### Directions for this task
Print out each entry below in full, exactly as given, excluding pictures.

### Dataset records
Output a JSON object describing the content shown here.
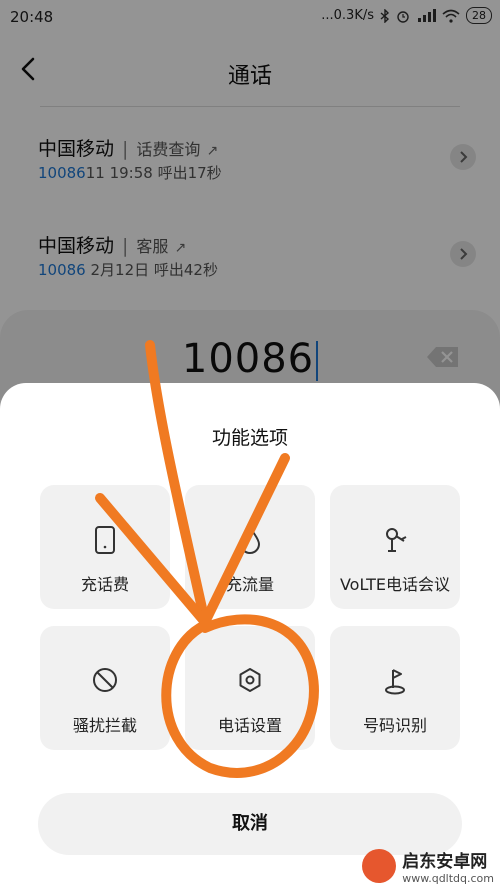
{
  "status_bar": {
    "time": "20:48",
    "network_speed": "...0.3K/s",
    "icons": [
      "bluetooth-icon",
      "alarm-icon",
      "hd-icon",
      "signal-icon",
      "wifi-icon"
    ],
    "battery": "28"
  },
  "app_bar": {
    "title": "通话"
  },
  "calls": [
    {
      "name": "中国移动",
      "tag": "话费查询",
      "number": "10086",
      "detail": "11 19:58 呼出17秒"
    },
    {
      "name": "中国移动",
      "tag": "客服",
      "number": "10086",
      "detail": " 2月12日 呼出42秒"
    }
  ],
  "dialer": {
    "number": "10086"
  },
  "sheet": {
    "title": "功能选项",
    "items": [
      {
        "label": "充话费",
        "icon": "phone-device-icon"
      },
      {
        "label": "充流量",
        "icon": "drop-icon"
      },
      {
        "label": "VoLTE电话会议",
        "icon": "conference-icon"
      },
      {
        "label": "骚扰拦截",
        "icon": "block-icon"
      },
      {
        "label": "电话设置",
        "icon": "settings-gear-icon"
      },
      {
        "label": "号码识别",
        "icon": "flag-pin-icon"
      }
    ],
    "cancel_label": "取消"
  },
  "watermark": {
    "title": "启东安卓网",
    "url": "www.qdltdq.com"
  },
  "colors": {
    "accent": "#1e78d4",
    "annotation": "#f07a22"
  }
}
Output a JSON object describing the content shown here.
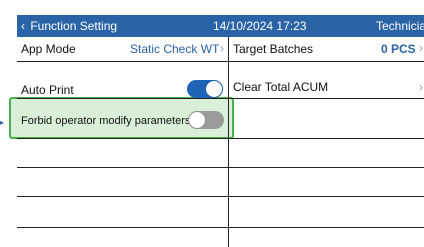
{
  "header": {
    "back_label": "Function Setting",
    "datetime": "14/10/2024 17:23",
    "role": "Technicia"
  },
  "left_rows": [
    {
      "label": "App Mode",
      "value": "Static Check WT",
      "type": "select"
    },
    {
      "label": "Auto Print",
      "type": "toggle",
      "state": "on"
    },
    {
      "label": "Forbid operator modify parameters",
      "type": "toggle",
      "state": "off",
      "highlighted": true
    }
  ],
  "right_rows": [
    {
      "label": "Target Batches",
      "value": "0 PCS"
    },
    {
      "label": "Clear Total ACUM"
    }
  ],
  "colors": {
    "header_bg": "#2a63a6",
    "accent": "#1e64b4",
    "highlight_border": "#49b24a"
  }
}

### Written response
Output a JSON object describing the content shown here.
{
  "status_bar": {
    "time": "20:48",
    "network_speed": "...0.3K/s",
    "icons": [
      "bluetooth-icon",
      "alarm-icon",
      "hd-icon",
      "signal-icon",
      "wifi-icon"
    ],
    "battery": "28"
  },
  "app_bar": {
    "title": "通话"
  },
  "calls": [
    {
      "name": "中国移动",
      "tag": "话费查询",
      "number": "10086",
      "detail": "11 19:58 呼出17秒"
    },
    {
      "name": "中国移动",
      "tag": "客服",
      "number": "10086",
      "detail": " 2月12日 呼出42秒"
    }
  ],
  "dialer": {
    "number": "10086"
  },
  "sheet": {
    "title": "功能选项",
    "items": [
      {
        "label": "充话费",
        "icon": "phone-device-icon"
      },
      {
        "label": "充流量",
        "icon": "drop-icon"
      },
      {
        "label": "VoLTE电话会议",
        "icon": "conference-icon"
      },
      {
        "label": "骚扰拦截",
        "icon": "block-icon"
      },
      {
        "label": "电话设置",
        "icon": "settings-gear-icon"
      },
      {
        "label": "号码识别",
        "icon": "flag-pin-icon"
      }
    ],
    "cancel_label": "取消"
  },
  "watermark": {
    "title": "启东安卓网",
    "url": "www.qdltdq.com"
  },
  "colors": {
    "accent": "#1e78d4",
    "annotation": "#f07a22"
  }
}
Output a JSON object describing the content shown here.
{
  "header": {
    "back_label": "Function Setting",
    "datetime": "14/10/2024 17:23",
    "role": "Technicia"
  },
  "left_rows": [
    {
      "label": "App Mode",
      "value": "Static Check WT",
      "type": "select"
    },
    {
      "label": "Auto Print",
      "type": "toggle",
      "state": "on"
    },
    {
      "label": "Forbid operator modify parameters",
      "type": "toggle",
      "state": "off",
      "highlighted": true
    }
  ],
  "right_rows": [
    {
      "label": "Target Batches",
      "value": "0 PCS"
    },
    {
      "label": "Clear Total ACUM"
    }
  ],
  "colors": {
    "header_bg": "#2a63a6",
    "accent": "#1e64b4",
    "highlight_border": "#49b24a"
  }
}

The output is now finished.